> What the exercise asks: Every entry must appear in the answer exactly as written.

Data section section start

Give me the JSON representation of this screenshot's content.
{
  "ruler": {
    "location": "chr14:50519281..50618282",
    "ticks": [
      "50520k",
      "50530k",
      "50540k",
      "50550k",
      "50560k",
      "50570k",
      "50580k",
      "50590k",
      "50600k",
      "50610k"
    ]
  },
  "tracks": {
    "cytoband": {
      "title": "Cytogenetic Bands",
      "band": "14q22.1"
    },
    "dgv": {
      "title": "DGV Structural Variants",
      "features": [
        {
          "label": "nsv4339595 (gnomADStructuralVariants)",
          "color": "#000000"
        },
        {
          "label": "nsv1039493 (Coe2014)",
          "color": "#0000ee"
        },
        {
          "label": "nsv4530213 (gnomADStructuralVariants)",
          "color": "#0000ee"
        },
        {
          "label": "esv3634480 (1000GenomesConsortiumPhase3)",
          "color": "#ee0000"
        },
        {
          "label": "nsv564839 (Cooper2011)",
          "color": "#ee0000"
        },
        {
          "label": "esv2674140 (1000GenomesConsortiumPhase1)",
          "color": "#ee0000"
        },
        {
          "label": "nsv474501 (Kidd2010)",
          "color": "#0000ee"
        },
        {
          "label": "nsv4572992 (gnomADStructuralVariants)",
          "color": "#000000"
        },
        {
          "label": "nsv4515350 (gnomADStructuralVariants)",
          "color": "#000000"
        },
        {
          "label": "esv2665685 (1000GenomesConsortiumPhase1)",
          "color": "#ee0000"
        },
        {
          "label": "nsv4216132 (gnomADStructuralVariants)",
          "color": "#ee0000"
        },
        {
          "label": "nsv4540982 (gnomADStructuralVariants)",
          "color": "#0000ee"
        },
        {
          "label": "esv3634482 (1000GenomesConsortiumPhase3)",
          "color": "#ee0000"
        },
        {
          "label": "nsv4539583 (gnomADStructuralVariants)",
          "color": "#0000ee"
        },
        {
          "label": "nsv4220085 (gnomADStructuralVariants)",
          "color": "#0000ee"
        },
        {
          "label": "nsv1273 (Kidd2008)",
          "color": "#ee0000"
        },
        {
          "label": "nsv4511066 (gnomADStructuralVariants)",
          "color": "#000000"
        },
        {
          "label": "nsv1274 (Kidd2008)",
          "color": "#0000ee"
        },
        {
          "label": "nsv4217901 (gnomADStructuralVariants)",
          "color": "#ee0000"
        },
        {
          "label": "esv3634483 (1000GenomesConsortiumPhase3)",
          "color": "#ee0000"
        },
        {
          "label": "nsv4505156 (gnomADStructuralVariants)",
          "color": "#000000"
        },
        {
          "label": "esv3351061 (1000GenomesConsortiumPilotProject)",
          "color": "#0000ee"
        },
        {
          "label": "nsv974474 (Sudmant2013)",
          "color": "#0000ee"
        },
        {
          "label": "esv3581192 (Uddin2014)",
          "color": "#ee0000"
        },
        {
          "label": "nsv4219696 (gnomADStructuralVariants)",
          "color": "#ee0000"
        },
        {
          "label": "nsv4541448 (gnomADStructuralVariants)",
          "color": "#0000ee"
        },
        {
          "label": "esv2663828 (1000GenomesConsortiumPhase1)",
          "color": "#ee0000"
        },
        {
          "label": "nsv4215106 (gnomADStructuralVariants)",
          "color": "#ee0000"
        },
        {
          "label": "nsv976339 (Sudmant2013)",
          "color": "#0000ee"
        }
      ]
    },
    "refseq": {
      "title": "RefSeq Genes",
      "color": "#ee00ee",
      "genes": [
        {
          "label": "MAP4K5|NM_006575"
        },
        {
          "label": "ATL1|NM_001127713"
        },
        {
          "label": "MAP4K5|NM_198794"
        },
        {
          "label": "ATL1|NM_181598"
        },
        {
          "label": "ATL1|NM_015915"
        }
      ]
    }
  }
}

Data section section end

> Exercise output:
Give me the JSON representation of this screenshot's content.
{
  "ruler": {
    "location": "chr14:50519281..50618282",
    "ticks": [
      "50520k",
      "50530k",
      "50540k",
      "50550k",
      "50560k",
      "50570k",
      "50580k",
      "50590k",
      "50600k",
      "50610k"
    ]
  },
  "tracks": {
    "cytoband": {
      "title": "Cytogenetic Bands",
      "band": "14q22.1"
    },
    "dgv": {
      "title": "DGV Structural Variants",
      "features": [
        {
          "label": "nsv4339595 (gnomADStructuralVariants)",
          "color": "#000000"
        },
        {
          "label": "nsv1039493 (Coe2014)",
          "color": "#0000ee"
        },
        {
          "label": "nsv4530213 (gnomADStructuralVariants)",
          "color": "#0000ee"
        },
        {
          "label": "esv3634480 (1000GenomesConsortiumPhase3)",
          "color": "#ee0000"
        },
        {
          "label": "nsv564839 (Cooper2011)",
          "color": "#ee0000"
        },
        {
          "label": "esv2674140 (1000GenomesConsortiumPhase1)",
          "color": "#ee0000"
        },
        {
          "label": "nsv474501 (Kidd2010)",
          "color": "#0000ee"
        },
        {
          "label": "nsv4572992 (gnomADStructuralVariants)",
          "color": "#000000"
        },
        {
          "label": "nsv4515350 (gnomADStructuralVariants)",
          "color": "#000000"
        },
        {
          "label": "esv2665685 (1000GenomesConsortiumPhase1)",
          "color": "#ee0000"
        },
        {
          "label": "nsv4216132 (gnomADStructuralVariants)",
          "color": "#ee0000"
        },
        {
          "label": "nsv4540982 (gnomADStructuralVariants)",
          "color": "#0000ee"
        },
        {
          "label": "esv3634482 (1000GenomesConsortiumPhase3)",
          "color": "#ee0000"
        },
        {
          "label": "nsv4539583 (gnomADStructuralVariants)",
          "color": "#0000ee"
        },
        {
          "label": "nsv4220085 (gnomADStructuralVariants)",
          "color": "#0000ee"
        },
        {
          "label": "nsv1273 (Kidd2008)",
          "color": "#ee0000"
        },
        {
          "label": "nsv4511066 (gnomADStructuralVariants)",
          "color": "#000000"
        },
        {
          "label": "nsv1274 (Kidd2008)",
          "color": "#0000ee"
        },
        {
          "label": "nsv4217901 (gnomADStructuralVariants)",
          "color": "#ee0000"
        },
        {
          "label": "esv3634483 (1000GenomesConsortiumPhase3)",
          "color": "#ee0000"
        },
        {
          "label": "nsv4505156 (gnomADStructuralVariants)",
          "color": "#000000"
        },
        {
          "label": "esv3351061 (1000GenomesConsortiumPilotProject)",
          "color": "#0000ee"
        },
        {
          "label": "nsv974474 (Sudmant2013)",
          "color": "#0000ee"
        },
        {
          "label": "esv3581192 (Uddin2014)",
          "color": "#ee0000"
        },
        {
          "label": "nsv4219696 (gnomADStructuralVariants)",
          "color": "#ee0000"
        },
        {
          "label": "nsv4541448 (gnomADStructuralVariants)",
          "color": "#0000ee"
        },
        {
          "label": "esv2663828 (1000GenomesConsortiumPhase1)",
          "color": "#ee0000"
        },
        {
          "label": "nsv4215106 (gnomADStructuralVariants)",
          "color": "#ee0000"
        },
        {
          "label": "nsv976339 (Sudmant2013)",
          "color": "#0000ee"
        }
      ]
    },
    "refseq": {
      "title": "RefSeq Genes",
      "color": "#ee00ee",
      "genes": [
        {
          "label": "MAP4K5|NM_006575"
        },
        {
          "label": "ATL1|NM_001127713"
        },
        {
          "label": "MAP4K5|NM_198794"
        },
        {
          "label": "ATL1|NM_181598"
        },
        {
          "label": "ATL1|NM_015915"
        }
      ]
    }
  }
}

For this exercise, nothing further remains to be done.